In 1977 the town was visited by boxer Muhammad Ali, whose wedding was blessed in the local mosque at Laygate. The visit has since been the subject of a BBC documentary. Ali visited the town after receiving an invitation from a local boys' boxing club.[12]

On 1 September 1987, Johnny Cash performed an open-air concert at Bents Park. Recently a 'lost' interview was discovered, the only interview granted by Cash just before this show.[13]

South Shields has undergone significant economic change in the light of de-industrialisation. Service industries, including tourism and retail, play an increasing role in the economic make-up of the town and indeed across the wider area.

Created by acclaimed Spanish sculptor, Juan Muñoz in 1999. Celebrating the Tyne Salmon;[14] here with the 2008 Tyne Bluetooth Salmon Trail Cubes,[15] are the 22 bronze life size figures that command and celebrate a superb view of South Shields Harbour and the Tyne Piers.

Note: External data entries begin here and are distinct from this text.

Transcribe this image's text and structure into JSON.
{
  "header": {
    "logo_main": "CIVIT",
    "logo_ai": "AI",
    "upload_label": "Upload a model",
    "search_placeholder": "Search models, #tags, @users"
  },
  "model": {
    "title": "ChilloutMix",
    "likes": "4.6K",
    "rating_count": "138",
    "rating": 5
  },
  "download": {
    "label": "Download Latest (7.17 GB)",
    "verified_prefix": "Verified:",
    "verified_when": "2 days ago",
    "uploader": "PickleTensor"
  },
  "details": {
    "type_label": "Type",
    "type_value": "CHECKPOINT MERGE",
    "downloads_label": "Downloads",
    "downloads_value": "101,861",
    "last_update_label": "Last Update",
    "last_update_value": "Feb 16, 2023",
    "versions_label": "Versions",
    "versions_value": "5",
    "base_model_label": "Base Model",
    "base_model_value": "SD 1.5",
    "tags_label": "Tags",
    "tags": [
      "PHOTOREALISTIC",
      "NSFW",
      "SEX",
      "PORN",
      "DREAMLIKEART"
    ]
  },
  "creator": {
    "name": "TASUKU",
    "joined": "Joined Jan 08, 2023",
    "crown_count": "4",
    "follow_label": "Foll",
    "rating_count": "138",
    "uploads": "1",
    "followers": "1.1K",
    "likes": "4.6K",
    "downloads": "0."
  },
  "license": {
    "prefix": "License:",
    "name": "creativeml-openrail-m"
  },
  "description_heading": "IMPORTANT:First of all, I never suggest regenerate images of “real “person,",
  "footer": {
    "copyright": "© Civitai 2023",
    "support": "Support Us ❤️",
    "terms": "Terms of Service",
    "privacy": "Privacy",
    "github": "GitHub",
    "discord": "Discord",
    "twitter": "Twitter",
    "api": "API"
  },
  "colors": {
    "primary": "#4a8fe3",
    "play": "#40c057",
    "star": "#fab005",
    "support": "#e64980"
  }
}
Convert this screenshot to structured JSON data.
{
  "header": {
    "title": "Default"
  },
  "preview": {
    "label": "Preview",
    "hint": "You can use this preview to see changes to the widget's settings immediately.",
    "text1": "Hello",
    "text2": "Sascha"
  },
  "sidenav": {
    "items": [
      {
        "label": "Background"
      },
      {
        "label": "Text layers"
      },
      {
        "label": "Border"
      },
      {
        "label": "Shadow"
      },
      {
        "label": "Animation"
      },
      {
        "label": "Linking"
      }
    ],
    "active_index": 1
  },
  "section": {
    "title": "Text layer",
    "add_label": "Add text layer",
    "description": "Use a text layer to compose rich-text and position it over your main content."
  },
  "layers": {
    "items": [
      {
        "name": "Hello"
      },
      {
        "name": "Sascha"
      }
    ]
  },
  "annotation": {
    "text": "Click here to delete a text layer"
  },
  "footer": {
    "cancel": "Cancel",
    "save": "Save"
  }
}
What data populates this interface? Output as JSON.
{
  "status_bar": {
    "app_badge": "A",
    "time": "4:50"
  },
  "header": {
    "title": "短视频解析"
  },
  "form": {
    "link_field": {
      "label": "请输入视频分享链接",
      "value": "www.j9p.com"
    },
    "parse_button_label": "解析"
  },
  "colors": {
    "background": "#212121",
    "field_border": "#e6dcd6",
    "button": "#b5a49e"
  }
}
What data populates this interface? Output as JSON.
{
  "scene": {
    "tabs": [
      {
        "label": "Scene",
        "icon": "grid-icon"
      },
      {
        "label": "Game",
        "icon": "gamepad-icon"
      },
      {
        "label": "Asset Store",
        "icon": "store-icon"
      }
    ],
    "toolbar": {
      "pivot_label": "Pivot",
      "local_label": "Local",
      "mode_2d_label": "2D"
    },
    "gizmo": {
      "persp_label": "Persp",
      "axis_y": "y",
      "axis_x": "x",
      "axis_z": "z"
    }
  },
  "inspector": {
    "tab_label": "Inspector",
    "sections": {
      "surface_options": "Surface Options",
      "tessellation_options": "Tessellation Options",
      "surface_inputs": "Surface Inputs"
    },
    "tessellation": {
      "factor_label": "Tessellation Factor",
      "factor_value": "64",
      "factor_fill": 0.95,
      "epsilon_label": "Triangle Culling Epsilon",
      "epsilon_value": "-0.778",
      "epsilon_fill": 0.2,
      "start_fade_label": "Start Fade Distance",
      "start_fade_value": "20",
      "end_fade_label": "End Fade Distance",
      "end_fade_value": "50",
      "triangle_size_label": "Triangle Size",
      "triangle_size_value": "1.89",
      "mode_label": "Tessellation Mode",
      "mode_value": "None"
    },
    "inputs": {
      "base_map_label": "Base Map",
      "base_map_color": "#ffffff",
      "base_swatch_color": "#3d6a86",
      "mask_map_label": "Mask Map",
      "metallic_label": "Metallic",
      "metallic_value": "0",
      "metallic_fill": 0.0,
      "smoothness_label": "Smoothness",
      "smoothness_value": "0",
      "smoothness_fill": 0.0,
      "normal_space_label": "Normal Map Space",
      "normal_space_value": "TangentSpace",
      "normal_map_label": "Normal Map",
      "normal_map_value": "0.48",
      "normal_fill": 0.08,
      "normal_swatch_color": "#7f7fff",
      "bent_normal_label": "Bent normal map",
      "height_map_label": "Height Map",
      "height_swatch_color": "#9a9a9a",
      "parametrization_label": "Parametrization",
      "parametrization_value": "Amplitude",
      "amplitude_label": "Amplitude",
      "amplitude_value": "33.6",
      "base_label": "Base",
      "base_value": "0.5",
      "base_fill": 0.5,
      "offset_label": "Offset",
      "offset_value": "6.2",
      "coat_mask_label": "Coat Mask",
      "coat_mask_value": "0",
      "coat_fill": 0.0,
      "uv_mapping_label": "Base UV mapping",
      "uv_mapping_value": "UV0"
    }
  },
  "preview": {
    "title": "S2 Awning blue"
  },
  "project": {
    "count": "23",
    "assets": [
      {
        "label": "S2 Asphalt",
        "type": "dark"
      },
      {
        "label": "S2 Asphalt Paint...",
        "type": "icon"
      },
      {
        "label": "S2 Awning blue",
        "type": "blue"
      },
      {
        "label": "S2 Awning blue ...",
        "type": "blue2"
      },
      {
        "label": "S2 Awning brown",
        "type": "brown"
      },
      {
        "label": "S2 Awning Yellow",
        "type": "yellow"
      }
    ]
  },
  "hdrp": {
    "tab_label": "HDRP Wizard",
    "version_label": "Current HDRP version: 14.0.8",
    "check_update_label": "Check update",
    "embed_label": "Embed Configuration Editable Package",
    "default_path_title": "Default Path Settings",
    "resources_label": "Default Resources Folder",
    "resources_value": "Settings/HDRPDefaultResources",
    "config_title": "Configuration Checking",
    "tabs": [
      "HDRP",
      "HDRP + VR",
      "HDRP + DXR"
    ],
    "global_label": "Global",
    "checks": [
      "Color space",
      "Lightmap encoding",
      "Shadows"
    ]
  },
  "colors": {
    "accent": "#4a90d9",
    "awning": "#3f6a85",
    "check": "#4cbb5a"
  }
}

  1. ^ "Arbeia Fort and Settlement". 2005-03-07. Retrieved 2007-10-24. 
  2. ^ Swanton, Michael (1996). The Anglo Saxon Chronicles. London: Dent. p. 287. ISBN 0-460-87737-2. 
  3. ^ "Welcome to the Parish Church of South Shields". 7 March 2005. Archived from the original on 9 December 2007. Retrieved 24 October 2007. 
  4. ^ Isaac Cookson at Oxford Dictionary of National Biography
  5. ^ Dodds, Derek (20 October 2005). Northumbia… (Battlefield Britain). England: Leo Cooper Ltd (20 Oct. 2005). p. 139. ISBN 1844151492. 
  6. ^ a b "Industrial Heritage". Archived from the original on 14 November 2007. Retrieved 8 January 2008. Tyne Dock was opened in 1859 with the capacity to hold 500 vessels. 
  7. ^ "Tate.org.uk - after Joseph Mallord William Turner 1775-1851". 1823. Retrieved 2007-12-22. Shields, on the River Tyne, engraved by C.Turner 1823 
  8. ^ "South Shields History". Archived from the original on 6 May 2008. Retrieved 23 December 2007. Today it attracts seafaring students from all over the world. 
  9. ^ Reed, Angela (2008-07-21). "Planetarium's future saved - with move out of town!". South Shields Gazette. Retrieved 2008-08-21. THE future of South Tyneside College's planetarium and observatory has been secured – with a move outside the borough. 
  10. ^ "History of North East Press". Shields Gazette. Johnston Press. Archived from the original on 14 May 2007. Retrieved 20 May 2007. The Gazette is the UK's oldest provincial evening newspaper and was first published in 1849. 
  11. ^ https://www.telegraph.co.uk/travel/destinations/europe/uk/10141164/LS-Lowry-in-the-North-East.html
  12. ^ BBC - Tyne - History - The King of South Shields: A knockout royal visit
  13. ^ "Archived copy". Archived from the original on 23 August 2011. Retrieved 7 September 2010. 
  14. ^ "Tyne Salmon Trail". 2008. Archived from the original on 7 August 2008. Retrieved 22 August 2008. Ten cubes inspired by the textures, changing colours, movement and journey of the salmon will migrate along the River Tyne, following the amazing journey of the salmon. 
  15. ^ Strug, Leah (2008-07-21). "Attraction's sending art lovers fishy messages". South Shields Gazette.